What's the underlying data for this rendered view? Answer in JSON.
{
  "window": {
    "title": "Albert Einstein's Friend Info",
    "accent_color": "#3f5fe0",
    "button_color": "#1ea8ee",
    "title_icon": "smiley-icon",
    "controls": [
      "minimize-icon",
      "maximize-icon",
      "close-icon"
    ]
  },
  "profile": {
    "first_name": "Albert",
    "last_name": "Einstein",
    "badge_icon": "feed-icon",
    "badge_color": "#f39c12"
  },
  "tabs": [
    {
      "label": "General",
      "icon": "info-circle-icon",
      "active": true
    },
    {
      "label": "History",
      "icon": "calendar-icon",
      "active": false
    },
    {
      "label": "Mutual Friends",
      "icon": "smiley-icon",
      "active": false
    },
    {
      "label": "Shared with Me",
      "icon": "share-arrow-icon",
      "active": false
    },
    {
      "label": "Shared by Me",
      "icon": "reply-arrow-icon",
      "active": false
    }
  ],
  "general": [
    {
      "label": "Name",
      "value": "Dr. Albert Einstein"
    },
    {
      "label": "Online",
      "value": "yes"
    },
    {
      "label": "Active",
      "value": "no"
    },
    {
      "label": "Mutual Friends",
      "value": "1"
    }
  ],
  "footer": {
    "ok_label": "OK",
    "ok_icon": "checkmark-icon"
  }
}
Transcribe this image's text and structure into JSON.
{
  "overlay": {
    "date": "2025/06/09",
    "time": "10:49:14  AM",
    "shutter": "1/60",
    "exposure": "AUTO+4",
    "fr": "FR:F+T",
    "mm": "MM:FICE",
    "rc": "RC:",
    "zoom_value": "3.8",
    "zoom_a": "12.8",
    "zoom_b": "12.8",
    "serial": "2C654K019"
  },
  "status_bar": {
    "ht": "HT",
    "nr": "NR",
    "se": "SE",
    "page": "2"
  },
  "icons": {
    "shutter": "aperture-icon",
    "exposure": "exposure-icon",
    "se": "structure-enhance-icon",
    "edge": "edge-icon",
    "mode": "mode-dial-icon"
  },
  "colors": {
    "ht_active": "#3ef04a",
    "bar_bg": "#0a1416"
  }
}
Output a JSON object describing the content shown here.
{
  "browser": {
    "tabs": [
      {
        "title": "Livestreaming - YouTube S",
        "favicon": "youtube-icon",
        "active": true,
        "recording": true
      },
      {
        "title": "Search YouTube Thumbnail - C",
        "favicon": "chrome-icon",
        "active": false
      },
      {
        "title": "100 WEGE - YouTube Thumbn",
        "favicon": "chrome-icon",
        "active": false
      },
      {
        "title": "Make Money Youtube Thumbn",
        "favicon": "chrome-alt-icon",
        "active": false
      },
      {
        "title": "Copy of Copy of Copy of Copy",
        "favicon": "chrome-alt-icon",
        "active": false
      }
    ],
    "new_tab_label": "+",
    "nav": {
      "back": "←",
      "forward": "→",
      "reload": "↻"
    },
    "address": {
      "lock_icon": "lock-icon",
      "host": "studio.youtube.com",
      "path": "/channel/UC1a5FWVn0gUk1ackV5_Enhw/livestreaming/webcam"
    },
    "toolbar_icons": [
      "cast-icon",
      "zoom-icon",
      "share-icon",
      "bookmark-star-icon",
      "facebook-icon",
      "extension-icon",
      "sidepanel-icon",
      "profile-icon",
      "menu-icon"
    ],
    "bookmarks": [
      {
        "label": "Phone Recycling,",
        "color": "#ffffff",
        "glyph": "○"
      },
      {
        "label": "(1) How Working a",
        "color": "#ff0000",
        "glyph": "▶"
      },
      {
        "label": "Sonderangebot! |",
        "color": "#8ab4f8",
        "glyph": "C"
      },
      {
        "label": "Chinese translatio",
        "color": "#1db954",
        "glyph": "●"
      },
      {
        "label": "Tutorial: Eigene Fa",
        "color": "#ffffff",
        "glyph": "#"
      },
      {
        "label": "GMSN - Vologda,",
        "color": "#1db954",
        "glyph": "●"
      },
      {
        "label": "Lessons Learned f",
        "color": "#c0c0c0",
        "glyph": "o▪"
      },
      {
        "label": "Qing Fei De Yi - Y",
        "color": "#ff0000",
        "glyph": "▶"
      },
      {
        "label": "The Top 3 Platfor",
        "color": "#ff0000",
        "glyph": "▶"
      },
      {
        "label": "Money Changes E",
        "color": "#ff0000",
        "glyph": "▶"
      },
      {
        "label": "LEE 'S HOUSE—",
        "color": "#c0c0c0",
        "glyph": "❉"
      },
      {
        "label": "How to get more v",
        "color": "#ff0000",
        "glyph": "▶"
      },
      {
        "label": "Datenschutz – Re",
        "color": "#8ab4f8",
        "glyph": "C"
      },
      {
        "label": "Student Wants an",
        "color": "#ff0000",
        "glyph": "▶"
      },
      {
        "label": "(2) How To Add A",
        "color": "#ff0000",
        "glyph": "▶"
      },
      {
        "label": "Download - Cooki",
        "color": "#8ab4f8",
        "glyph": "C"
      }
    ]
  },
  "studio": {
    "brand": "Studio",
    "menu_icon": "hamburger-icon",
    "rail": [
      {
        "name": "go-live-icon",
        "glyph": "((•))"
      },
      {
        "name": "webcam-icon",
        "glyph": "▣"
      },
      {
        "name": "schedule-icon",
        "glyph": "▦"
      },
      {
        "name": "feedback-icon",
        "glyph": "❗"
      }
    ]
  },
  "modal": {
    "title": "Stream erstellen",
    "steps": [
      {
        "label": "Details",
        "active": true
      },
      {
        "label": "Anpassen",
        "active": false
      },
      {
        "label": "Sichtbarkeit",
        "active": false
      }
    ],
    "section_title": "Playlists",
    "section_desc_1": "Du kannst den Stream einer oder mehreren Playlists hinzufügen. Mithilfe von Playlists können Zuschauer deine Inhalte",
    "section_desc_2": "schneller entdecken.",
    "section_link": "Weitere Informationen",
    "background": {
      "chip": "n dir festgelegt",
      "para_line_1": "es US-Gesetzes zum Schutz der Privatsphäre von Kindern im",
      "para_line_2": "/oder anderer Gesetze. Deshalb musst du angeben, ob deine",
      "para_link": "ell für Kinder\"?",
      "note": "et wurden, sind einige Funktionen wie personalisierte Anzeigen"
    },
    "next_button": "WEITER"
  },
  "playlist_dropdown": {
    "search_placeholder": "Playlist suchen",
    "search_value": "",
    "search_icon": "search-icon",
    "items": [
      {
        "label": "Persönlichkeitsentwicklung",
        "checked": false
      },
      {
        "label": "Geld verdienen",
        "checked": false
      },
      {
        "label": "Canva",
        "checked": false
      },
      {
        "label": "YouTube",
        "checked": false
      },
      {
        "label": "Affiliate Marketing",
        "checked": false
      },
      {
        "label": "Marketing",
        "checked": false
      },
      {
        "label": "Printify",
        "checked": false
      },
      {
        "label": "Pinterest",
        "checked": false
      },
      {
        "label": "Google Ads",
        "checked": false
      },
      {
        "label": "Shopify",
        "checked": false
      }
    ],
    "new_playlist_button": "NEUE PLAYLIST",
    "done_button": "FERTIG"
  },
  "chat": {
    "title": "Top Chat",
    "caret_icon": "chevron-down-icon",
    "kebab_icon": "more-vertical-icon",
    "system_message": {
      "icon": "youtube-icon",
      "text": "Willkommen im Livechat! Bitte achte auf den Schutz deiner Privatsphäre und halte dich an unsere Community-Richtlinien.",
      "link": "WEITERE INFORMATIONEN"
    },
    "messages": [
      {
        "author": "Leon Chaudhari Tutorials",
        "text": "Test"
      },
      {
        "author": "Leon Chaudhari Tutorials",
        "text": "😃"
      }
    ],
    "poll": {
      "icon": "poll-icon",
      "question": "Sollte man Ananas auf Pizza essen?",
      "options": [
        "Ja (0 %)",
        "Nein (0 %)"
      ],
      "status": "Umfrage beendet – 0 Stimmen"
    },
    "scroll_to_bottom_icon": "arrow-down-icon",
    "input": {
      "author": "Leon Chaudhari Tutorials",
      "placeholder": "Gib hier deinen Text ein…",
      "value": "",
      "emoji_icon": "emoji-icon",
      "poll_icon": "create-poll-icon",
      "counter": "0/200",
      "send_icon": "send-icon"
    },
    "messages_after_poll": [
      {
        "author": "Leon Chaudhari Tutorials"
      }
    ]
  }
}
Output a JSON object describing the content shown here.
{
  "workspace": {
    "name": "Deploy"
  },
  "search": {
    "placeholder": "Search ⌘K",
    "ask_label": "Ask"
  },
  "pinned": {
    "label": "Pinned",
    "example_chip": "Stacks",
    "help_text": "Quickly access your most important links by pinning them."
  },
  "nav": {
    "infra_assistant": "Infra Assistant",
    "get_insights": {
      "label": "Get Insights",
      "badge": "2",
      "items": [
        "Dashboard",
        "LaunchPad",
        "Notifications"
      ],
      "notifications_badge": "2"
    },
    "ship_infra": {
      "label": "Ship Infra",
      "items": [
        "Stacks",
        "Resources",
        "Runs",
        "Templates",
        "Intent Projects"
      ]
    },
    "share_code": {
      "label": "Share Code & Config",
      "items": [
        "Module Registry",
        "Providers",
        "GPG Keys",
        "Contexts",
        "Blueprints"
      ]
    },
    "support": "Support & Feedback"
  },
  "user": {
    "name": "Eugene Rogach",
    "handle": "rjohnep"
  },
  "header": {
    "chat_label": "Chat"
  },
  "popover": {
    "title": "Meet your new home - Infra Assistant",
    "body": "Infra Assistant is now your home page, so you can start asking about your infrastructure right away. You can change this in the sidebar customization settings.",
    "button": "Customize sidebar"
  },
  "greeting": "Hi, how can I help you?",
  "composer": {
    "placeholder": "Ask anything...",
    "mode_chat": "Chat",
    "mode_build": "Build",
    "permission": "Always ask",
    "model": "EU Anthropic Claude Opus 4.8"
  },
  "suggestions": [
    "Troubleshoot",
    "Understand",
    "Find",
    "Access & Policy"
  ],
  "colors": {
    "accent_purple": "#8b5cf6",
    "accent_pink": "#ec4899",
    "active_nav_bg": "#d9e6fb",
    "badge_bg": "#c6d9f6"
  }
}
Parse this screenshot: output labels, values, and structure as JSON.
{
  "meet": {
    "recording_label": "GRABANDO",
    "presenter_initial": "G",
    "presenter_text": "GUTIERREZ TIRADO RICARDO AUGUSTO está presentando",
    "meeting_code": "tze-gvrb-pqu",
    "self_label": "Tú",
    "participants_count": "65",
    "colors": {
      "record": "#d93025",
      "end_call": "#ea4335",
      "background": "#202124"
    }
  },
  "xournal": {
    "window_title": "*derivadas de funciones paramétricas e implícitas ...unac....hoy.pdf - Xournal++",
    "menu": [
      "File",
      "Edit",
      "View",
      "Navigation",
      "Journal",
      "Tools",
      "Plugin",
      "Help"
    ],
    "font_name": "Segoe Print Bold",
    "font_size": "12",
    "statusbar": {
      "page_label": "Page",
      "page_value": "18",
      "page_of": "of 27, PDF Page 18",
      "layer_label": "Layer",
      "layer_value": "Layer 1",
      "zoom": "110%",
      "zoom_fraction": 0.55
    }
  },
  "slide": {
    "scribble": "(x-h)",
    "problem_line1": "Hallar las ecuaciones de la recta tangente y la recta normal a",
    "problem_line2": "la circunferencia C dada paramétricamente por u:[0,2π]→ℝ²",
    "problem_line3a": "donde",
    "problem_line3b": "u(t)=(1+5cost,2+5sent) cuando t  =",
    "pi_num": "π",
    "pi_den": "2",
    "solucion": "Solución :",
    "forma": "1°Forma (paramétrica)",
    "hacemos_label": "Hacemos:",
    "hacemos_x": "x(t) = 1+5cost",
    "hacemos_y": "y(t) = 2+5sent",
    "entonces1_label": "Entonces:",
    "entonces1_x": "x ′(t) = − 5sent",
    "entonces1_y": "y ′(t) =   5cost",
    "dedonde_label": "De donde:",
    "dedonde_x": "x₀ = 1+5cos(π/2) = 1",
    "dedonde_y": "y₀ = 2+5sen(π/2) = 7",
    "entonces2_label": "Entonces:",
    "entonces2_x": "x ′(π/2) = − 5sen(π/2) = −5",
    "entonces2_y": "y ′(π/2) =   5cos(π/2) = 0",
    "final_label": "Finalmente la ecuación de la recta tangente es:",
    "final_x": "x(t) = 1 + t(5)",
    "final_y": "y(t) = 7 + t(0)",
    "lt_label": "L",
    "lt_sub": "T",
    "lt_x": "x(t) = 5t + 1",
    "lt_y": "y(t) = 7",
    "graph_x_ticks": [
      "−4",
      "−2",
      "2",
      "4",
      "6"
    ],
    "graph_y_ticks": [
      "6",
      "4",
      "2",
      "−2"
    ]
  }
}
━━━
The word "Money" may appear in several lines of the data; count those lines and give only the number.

2